FORT MEADE, Md. — Prosecutors are asking an expert on militant Islam to help them show that Pfc. Bradley Manning damaged U.S. interests by disclosing classified information through WikiLeaks.
Navy Cmdr. Youssef Aboul-Enein (ah-BOOL’-ah-NEEN’) is set to testify Thursday at Manning’s sentencing hearing at Fort Meade, near Baltimore.
The witness is the author of the book, “Militant Islamist Ideology.” He’s also a top adviser at the Pentagon’s Joint Intelligence Task Force for Combating Terrorism. He argues that winning the war against militant Islamists requires a nuanced understanding of their ideology.
Prosecutors are nearing the end of their part of the sentencing hearing. Manning faces up to 90 years in prison for giving more than 700,000 documents, along with battlefield video, to the anti-secrecy group while working as an intelligence analyst in Iraq in 2010.
FORT WORTH, Texas — The Army psychiatrist charged in the deadly 2009 Fort Hood shooting rampage has been hospitalized for undisclosed reasons, military officials said Monday.
Maj. Nidal Hasan was listed in good condition after being admitted to the Texas Army post’s hospital Saturday, and he should be released within two days, according to a Fort Hood new release. Medical privacy laws prevent the disclosure of information about Hasan’s health or why he’s there, the release said.
Hasan, 42, faces the death penalty or life in prison without parole if convicted in the November 2009 attack that killed 13 people and wounded more than two dozen others.
FORT HOOD, Texas — A military judge ruled Friday against delaying the trial of the Fort Hood shooting suspect, an Army psychiatrist who remains banned from the courtroom because his beard violates Army regulations.
Maj. Nidal Hasan’s trial will proceed as scheduled, beginning on Aug. 20. Defense attorneys wanted the trial moved to December, saying they needed more time to prepare.
But the judge, Col. Gregory Gross, said the defense already had plenty of time. Prosecutors had indicated they were ready for trial last fall, but the court-martial was set for March and postponed first to June and then August — all at the request of the defense team.
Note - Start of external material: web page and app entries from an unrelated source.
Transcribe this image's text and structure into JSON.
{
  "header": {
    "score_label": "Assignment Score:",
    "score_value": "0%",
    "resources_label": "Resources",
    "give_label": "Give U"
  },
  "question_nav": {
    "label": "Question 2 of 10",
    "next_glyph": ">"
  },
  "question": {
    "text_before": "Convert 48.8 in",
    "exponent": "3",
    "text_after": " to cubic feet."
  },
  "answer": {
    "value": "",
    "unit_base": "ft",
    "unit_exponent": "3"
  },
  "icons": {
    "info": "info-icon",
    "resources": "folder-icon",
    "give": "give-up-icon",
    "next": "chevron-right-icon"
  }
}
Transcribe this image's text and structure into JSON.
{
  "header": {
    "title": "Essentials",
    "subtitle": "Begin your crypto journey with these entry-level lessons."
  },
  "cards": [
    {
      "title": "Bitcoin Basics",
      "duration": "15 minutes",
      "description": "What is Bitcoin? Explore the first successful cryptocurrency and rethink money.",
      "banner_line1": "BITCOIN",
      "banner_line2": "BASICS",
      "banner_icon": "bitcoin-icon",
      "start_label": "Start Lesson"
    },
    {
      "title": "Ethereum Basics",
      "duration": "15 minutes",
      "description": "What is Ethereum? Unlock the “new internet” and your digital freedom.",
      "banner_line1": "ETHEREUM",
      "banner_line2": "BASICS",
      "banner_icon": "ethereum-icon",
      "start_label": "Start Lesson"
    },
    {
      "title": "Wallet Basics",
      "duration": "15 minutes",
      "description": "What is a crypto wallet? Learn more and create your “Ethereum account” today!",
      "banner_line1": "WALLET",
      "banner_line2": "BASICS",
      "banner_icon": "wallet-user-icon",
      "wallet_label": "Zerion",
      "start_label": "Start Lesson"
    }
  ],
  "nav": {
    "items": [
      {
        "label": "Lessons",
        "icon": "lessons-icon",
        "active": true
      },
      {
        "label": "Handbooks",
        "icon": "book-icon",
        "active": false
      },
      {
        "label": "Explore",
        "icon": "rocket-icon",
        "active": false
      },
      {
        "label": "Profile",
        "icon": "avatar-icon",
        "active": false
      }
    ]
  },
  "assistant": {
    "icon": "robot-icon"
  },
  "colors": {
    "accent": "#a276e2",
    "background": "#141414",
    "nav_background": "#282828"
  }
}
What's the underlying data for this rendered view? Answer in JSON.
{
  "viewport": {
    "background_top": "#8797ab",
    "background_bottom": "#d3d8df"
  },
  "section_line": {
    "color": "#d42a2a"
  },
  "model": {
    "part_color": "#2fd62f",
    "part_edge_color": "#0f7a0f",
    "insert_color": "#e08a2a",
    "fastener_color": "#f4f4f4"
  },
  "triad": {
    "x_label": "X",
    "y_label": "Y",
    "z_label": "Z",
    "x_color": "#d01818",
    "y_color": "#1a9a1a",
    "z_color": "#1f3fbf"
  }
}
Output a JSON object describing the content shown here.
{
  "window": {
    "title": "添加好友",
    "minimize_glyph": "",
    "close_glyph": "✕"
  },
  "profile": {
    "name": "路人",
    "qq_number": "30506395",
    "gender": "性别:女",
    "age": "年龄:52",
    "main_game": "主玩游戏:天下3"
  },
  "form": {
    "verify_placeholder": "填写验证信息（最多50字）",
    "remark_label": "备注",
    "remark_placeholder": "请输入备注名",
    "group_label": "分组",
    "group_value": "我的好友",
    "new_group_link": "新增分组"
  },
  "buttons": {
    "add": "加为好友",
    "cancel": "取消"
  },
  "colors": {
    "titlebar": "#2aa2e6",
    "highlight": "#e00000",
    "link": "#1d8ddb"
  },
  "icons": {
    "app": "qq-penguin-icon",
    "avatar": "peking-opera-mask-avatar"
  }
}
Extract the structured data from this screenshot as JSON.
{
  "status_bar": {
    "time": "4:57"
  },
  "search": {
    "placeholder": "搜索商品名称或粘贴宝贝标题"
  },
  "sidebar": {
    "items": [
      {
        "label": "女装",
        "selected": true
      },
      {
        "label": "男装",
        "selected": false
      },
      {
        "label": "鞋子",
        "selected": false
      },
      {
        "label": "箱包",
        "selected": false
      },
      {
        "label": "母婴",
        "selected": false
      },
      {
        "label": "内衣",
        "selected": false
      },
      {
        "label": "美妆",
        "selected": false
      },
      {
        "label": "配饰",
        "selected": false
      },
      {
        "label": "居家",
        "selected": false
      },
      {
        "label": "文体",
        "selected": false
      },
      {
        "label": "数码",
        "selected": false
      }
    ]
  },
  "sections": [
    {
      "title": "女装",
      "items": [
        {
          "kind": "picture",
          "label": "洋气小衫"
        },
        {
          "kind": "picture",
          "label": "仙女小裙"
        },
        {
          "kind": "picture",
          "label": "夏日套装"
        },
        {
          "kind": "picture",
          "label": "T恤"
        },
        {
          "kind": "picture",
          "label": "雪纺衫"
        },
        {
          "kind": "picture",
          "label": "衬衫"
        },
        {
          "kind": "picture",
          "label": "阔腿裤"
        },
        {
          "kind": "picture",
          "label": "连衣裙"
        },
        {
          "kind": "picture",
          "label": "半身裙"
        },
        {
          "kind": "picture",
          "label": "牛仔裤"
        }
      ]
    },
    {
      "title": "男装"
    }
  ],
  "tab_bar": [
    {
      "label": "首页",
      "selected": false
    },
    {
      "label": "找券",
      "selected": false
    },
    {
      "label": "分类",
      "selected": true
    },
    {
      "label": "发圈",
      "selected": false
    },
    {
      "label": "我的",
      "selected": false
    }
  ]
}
FORT WORTH, Texas — The Army psychiatrist charged in the worst mass shooting on a U.S. military installation will be tried in a military court and face the death penalty if convicted, Fort Hood’s commanding general announced Wednesday.
Maj. Nidal Hasan is charged with 13 counts of premeditated murder and 32 counts of attempted premeditated murder in the November 2009 shooting spree on the Texas Army post.